» **Action item**:
The answer is a single number: the count of lines below in which the word "this" appears.

» **Data listing**:
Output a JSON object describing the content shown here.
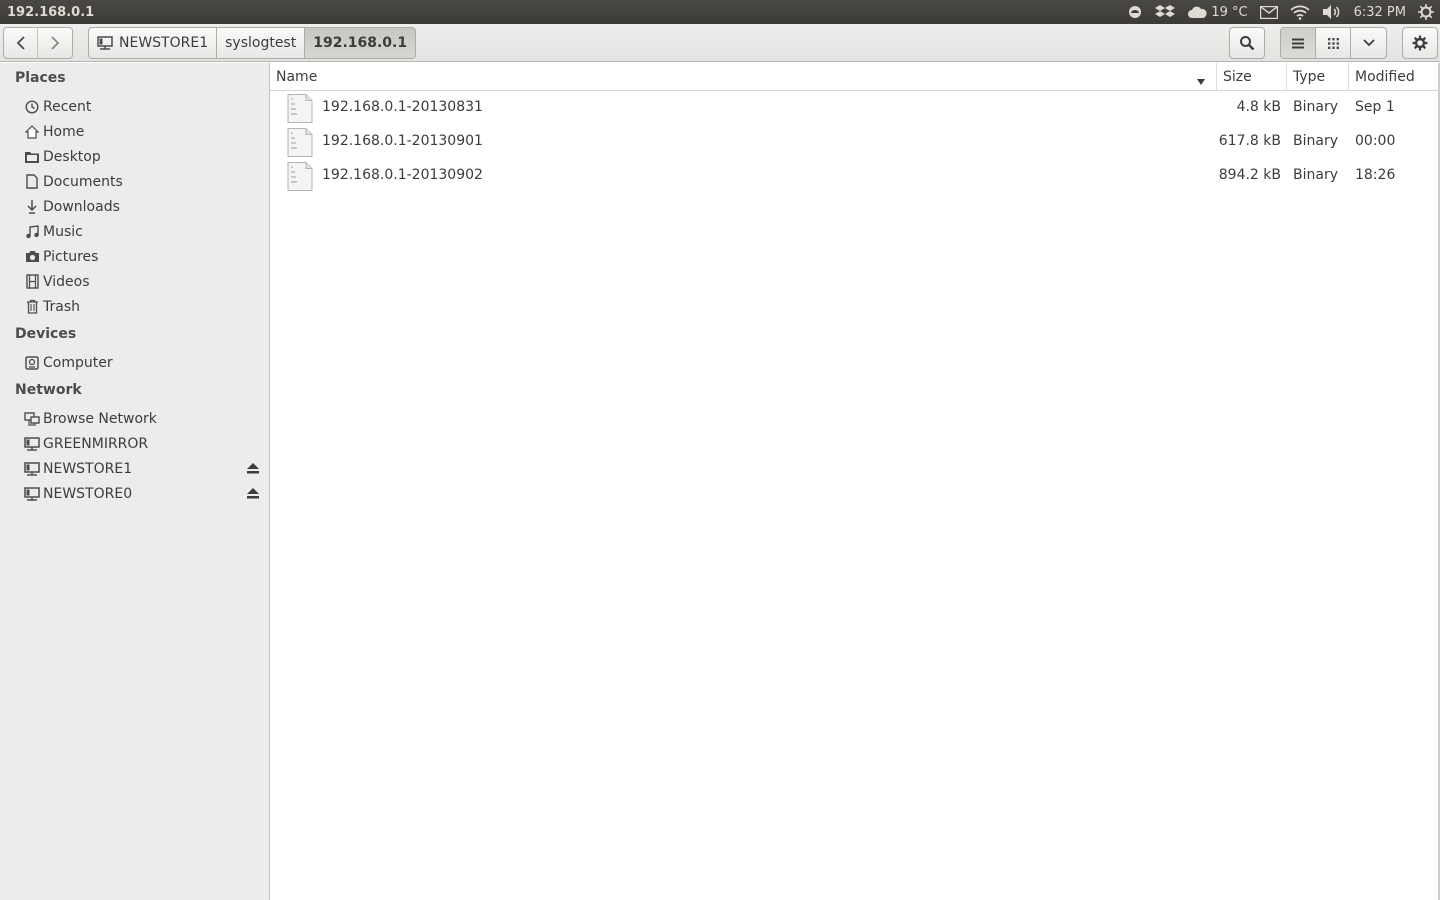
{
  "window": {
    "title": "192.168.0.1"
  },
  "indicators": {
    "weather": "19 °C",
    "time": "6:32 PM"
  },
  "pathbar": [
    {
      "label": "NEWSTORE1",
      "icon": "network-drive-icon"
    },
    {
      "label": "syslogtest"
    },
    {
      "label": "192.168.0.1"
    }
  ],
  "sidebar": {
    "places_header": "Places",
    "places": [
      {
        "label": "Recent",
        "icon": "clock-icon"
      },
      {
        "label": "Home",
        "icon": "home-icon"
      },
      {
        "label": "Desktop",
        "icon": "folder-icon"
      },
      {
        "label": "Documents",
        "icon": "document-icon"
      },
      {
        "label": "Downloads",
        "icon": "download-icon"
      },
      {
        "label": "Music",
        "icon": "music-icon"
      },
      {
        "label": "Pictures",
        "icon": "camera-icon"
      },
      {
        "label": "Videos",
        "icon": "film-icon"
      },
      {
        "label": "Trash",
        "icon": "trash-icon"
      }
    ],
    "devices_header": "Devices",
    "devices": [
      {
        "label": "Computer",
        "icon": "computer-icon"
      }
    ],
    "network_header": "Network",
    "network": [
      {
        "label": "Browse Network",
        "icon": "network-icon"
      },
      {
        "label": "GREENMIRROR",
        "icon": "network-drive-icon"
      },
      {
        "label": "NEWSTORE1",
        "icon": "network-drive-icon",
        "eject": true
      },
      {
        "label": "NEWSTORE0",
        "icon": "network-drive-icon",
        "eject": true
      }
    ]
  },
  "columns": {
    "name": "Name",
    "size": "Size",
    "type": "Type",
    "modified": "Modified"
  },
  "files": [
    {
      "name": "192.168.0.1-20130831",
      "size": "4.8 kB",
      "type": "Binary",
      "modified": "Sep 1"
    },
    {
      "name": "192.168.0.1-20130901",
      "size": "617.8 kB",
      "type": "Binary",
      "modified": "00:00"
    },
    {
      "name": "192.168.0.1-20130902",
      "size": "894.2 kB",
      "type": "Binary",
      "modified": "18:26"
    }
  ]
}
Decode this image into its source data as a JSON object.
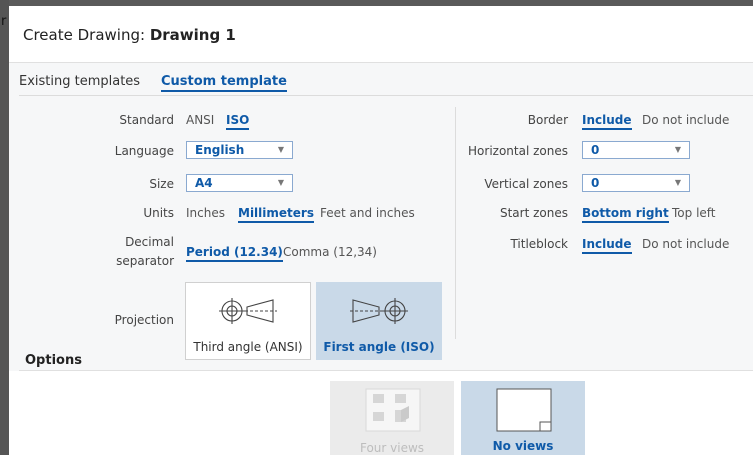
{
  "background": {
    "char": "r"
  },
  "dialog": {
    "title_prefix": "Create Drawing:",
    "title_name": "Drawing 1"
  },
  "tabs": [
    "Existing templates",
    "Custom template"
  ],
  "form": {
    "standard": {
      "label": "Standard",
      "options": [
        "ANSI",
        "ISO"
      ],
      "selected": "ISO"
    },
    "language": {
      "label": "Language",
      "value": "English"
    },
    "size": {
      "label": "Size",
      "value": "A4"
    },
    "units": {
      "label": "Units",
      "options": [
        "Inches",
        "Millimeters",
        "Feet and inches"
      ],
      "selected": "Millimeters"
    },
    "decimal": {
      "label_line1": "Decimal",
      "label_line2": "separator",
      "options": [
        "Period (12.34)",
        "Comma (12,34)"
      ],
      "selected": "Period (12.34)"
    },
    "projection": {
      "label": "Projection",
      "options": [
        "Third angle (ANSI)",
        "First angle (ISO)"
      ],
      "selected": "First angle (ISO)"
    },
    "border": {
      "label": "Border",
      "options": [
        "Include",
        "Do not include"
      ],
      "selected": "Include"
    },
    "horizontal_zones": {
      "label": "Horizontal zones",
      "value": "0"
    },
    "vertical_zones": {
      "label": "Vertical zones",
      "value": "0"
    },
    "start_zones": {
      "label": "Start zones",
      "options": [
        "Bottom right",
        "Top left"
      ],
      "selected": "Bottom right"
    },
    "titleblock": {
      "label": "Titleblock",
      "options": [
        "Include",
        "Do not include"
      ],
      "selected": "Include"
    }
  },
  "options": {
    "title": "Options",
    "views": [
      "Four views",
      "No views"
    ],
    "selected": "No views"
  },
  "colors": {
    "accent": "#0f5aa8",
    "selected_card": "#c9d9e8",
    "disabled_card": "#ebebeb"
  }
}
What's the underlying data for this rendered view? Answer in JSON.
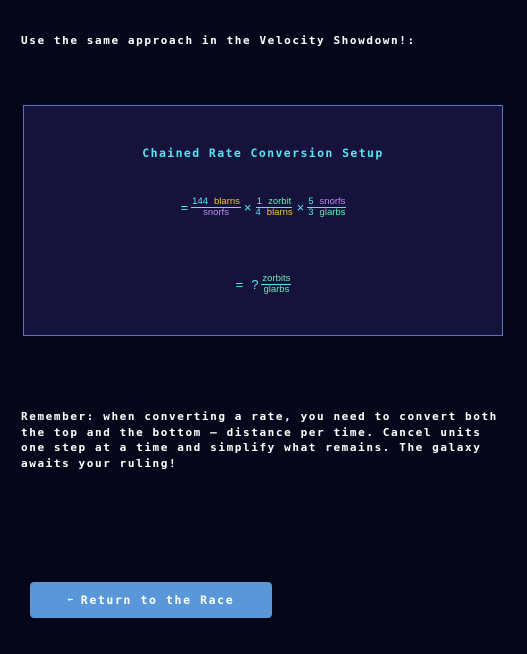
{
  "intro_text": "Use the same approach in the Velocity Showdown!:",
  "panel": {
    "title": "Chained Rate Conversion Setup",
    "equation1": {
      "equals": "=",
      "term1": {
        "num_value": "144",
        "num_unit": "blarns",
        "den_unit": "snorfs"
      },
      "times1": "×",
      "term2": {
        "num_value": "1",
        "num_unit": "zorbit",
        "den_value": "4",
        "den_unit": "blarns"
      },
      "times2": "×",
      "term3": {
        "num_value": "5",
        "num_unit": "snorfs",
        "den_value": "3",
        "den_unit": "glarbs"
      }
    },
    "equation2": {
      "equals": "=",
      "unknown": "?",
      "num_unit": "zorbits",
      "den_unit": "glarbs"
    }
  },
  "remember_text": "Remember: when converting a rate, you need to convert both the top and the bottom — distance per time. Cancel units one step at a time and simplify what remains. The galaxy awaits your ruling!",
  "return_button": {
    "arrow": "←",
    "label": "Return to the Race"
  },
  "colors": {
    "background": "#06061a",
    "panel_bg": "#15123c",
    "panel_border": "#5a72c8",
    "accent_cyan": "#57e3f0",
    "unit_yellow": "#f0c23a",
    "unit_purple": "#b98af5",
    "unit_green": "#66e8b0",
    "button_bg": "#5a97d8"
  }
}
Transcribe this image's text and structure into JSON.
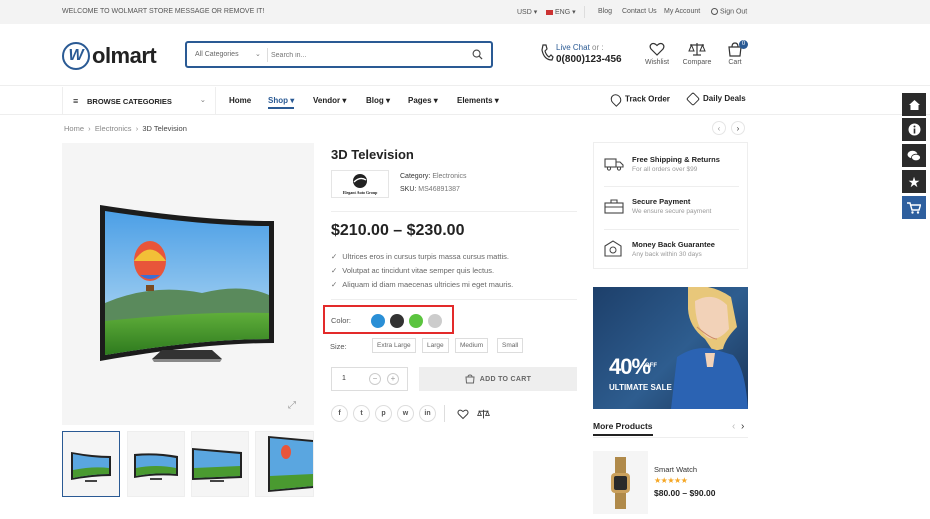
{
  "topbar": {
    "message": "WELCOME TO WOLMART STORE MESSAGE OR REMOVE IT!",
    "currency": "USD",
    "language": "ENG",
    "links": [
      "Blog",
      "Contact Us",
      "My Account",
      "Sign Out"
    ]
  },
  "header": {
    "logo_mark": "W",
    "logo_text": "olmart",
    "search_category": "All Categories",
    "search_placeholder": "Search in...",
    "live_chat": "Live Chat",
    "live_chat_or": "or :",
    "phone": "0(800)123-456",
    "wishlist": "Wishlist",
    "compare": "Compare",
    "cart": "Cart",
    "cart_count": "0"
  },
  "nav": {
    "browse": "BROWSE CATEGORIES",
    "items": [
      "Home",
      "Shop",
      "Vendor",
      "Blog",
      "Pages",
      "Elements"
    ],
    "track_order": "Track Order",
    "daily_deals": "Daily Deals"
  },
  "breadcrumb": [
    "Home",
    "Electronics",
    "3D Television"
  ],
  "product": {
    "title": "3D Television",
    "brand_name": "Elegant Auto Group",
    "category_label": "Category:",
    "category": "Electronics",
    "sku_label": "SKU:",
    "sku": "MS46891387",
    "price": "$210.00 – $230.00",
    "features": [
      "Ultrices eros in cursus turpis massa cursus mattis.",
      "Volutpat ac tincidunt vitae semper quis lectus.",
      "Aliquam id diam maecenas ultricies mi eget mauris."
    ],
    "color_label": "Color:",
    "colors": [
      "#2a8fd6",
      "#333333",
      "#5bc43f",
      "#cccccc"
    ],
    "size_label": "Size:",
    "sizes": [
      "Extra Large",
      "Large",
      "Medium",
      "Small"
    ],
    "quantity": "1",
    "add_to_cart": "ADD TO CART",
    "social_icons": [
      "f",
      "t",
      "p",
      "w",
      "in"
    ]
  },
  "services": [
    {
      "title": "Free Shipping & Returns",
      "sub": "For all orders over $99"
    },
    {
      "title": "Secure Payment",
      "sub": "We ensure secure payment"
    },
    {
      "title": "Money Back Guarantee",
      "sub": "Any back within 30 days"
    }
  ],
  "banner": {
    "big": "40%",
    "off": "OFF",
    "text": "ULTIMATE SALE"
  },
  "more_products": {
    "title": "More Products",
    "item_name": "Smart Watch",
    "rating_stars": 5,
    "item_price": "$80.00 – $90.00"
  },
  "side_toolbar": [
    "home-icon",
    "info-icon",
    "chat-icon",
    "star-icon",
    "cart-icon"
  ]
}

» **Finished task**:
3